    James B. Conant's distinguished career ranges from the presidency of Harvard University to that of a scientist developing the atomic bomb to leadership in West Berlin during the height of the Cold War. As an educator, however, I saw him best when he was called by the Carnegie Institute to lead a reform of American education. All America was upset because the launching of Sputnik by the Russians meant that their educational system was for superior to ours. While the study brought forth many helpful suggestions for improving the American high school, we failed to heed Conant's underlying warnings “written in wrath” in the Carnegie study, Slums and Suburbs:
that ghetto schools were woefully inadequate and were the equivalent of social
dynamite and he feared that the dangerous social situation would explode.

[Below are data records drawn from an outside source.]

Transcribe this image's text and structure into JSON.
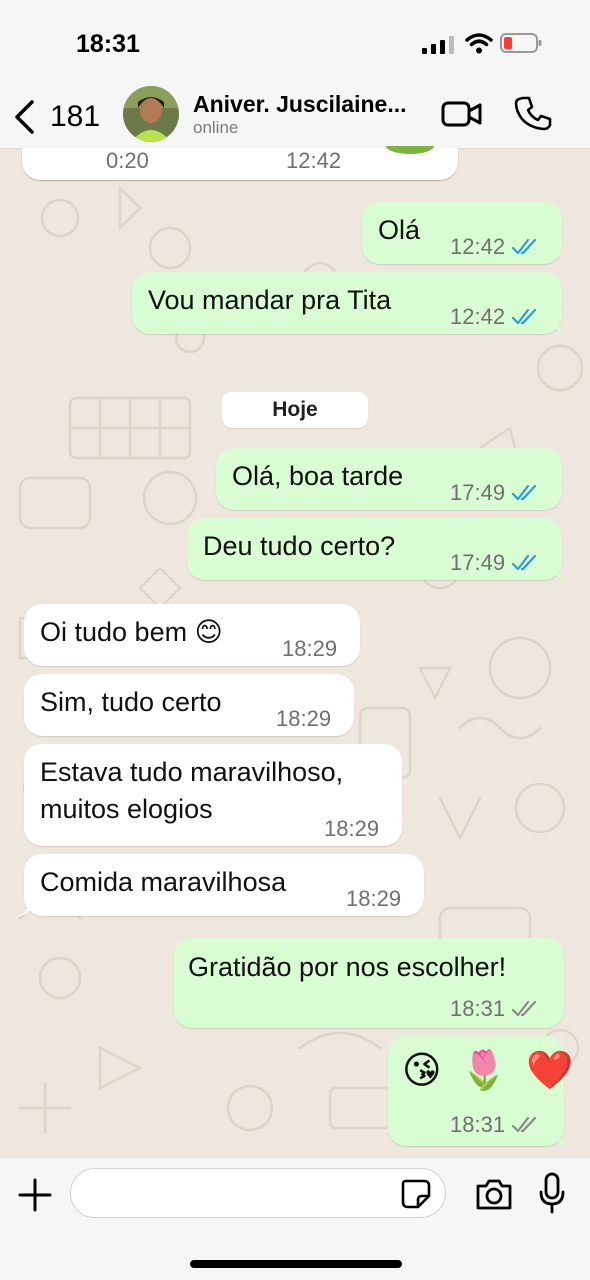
{
  "status_bar": {
    "time": "18:31"
  },
  "header": {
    "back_count": "181",
    "contact_name": "Aniver. Juscilaine...",
    "contact_status": "online"
  },
  "messages": [
    {
      "direction": "in",
      "audio_duration": "0:20",
      "time": "12:42"
    },
    {
      "direction": "out",
      "text": "Olá",
      "time": "12:42",
      "status": "read"
    },
    {
      "direction": "out",
      "text": "Vou mandar pra Tita",
      "time": "12:42",
      "status": "read"
    },
    {
      "direction": "out",
      "text": "Olá, boa tarde",
      "time": "17:49",
      "status": "read"
    },
    {
      "direction": "out",
      "text": "Deu tudo certo?",
      "time": "17:49",
      "status": "read"
    },
    {
      "direction": "in",
      "text": "Oi tudo bem 😊",
      "time": "18:29"
    },
    {
      "direction": "in",
      "text": "Sim, tudo certo",
      "time": "18:29"
    },
    {
      "direction": "in",
      "text_line1": "Estava tudo maravilhoso,",
      "text_line2": "muitos elogios",
      "time": "18:29"
    },
    {
      "direction": "in",
      "text": "Comida maravilhosa",
      "time": "18:29"
    },
    {
      "direction": "out",
      "text": "Gratidão por nos escolher!",
      "time": "18:31",
      "status": "delivered"
    },
    {
      "direction": "out",
      "emojis": [
        "😘",
        "🌷",
        "❤️"
      ],
      "time": "18:31",
      "status": "delivered"
    }
  ],
  "date_separator": "Hoje",
  "input": {
    "placeholder": ""
  },
  "colors": {
    "outgoing_bubble": "#d9fdd3",
    "incoming_bubble": "#ffffff",
    "read_ticks": "#2f9bd6",
    "delivered_ticks": "#8a8a8a",
    "wallpaper": "#eee7dd"
  },
  "icons": [
    "back-chevron-icon",
    "video-call-icon",
    "phone-icon",
    "plus-icon",
    "sticker-icon",
    "camera-icon",
    "microphone-icon",
    "signal-icon",
    "wifi-icon",
    "battery-icon"
  ]
}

In retrospect, one can clearly see that a younger generation at that time did not follow the wisdom of this prophet who clearly pointed to the needs of Fourth of A Nation, the title a book published at that time which clearly denoted how one fourth of our country was being neglected.
While I make no claim to being an Oracle, Solon or Prophet, I shall occasionally use my Ranting blog to share thoughts from the past which may be of help in assisting these young people in their commitment to saving lives and making life better for all
  1. The strength and unity of American communities in the past.
    In his book, Bowling Alone, Robert Putnam mantains that America has lost those forces that have been the glue that unified our people into one country in the past. From Rotary clubs to churches, from a few mainstrem radio and television voices to a cacophony of discordant social media voices, we are no longer drawn together. Separation and isolation are today the norm.
I personally believe that recent political events have magnified this problem,
and it is perhaps the greatest stumbling block that must be overcome for harmony
and wholeness is to be achieved. if our . And while there are many tangents to the
problem. I believe that Robert Putnam's book American Grace: How Religion Divides and Unites Us and Better Together:Restoring the American Community
provide insight into how unity can again be achieved. And yet I know that even though we profess to be a “God-fearing” nation, the mere mention of the word is not only anathema to my four children and nine grandchildren, but is disdain by
most of America's idealistic young people.

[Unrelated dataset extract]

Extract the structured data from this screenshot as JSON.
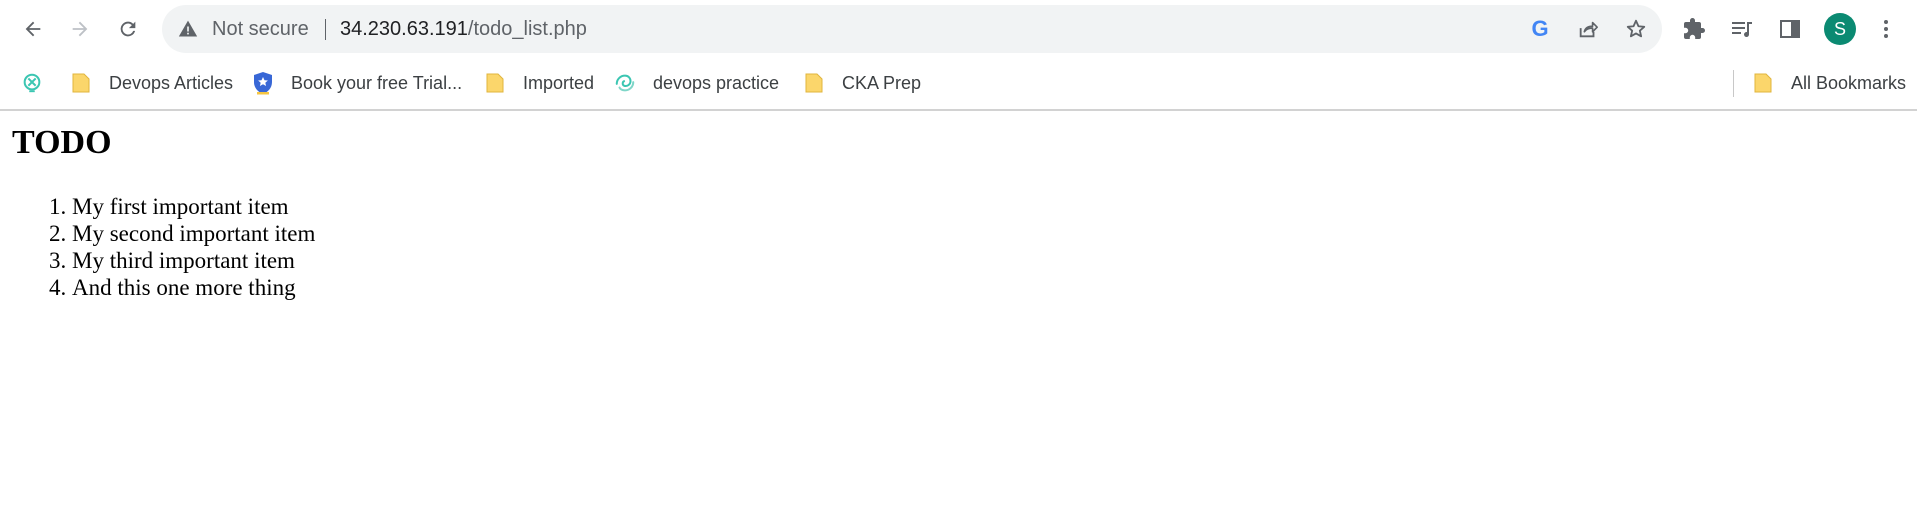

Religion: the word alone sounds the alarm of hypocrisy and hostility to young people. Mystical things like virgin birth, miracles, a heavenly father and an afterlife are anathema to them. Yet I am convinced that it is in this area that a better understanding of the role and function of the world's great true religions, all of which are built on the platform of love and peace will provide a world that is desperately sought by women and the youth of America. It is my belief that the hypocrisy expressed by religious leaders in maintaining traditional practices and superstitions has kept young people from finding the strength and purpose that they are desperately seeking. While I respect religious institutions for their good works, I am convinced that their tribal approach and concept of a father God who created and controlled world has shown the need for

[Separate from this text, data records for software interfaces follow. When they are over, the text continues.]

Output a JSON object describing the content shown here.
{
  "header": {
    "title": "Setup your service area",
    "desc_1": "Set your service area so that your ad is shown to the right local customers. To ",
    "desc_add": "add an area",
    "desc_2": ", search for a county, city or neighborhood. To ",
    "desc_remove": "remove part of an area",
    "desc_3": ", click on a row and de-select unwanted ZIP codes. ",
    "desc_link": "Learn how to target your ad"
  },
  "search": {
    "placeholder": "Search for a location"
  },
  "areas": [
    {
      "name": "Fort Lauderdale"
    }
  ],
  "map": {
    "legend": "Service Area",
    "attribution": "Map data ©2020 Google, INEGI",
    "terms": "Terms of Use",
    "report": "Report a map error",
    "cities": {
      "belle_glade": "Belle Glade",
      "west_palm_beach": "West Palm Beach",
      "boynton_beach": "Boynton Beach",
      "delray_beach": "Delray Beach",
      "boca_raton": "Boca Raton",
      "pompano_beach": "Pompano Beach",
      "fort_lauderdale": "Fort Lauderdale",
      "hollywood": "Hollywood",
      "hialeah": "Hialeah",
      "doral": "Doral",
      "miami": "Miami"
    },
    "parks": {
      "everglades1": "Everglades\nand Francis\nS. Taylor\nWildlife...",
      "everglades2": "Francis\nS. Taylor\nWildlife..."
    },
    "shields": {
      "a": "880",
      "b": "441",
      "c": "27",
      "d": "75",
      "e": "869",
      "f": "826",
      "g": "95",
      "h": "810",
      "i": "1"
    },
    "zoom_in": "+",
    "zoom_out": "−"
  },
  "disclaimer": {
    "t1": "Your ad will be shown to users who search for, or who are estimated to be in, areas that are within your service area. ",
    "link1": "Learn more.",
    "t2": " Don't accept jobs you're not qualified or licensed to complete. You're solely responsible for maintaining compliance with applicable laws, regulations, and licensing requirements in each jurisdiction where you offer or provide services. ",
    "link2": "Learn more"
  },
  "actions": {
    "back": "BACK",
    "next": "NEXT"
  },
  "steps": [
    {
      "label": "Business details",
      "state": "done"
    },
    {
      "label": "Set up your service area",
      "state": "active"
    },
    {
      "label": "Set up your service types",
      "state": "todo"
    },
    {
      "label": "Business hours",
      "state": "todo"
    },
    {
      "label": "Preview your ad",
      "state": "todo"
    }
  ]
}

A new Reformation is needed to remove divisiveness, political posturing and hypocrisy in order to create unity in America by making churches, mosques and synagogues places of contemplation and commitment to love and peace for all.

And as agnostic, atheistic Christian, I'd enjoy talking about the topic further.

Friday, March 23, 2018

This message for you who were fortunate enough not to hear and see Pres. Trump's press conference today.

 It was more painful than you could imagine. He droned on and on about two things.
  • The need to strengthen our depleted military, and
  • securing the money to build a wall.
How refreshing that tomorrow we will hear the voice of youth.

An equally painful to me was to see our "good Christian" vice president nodding his approval.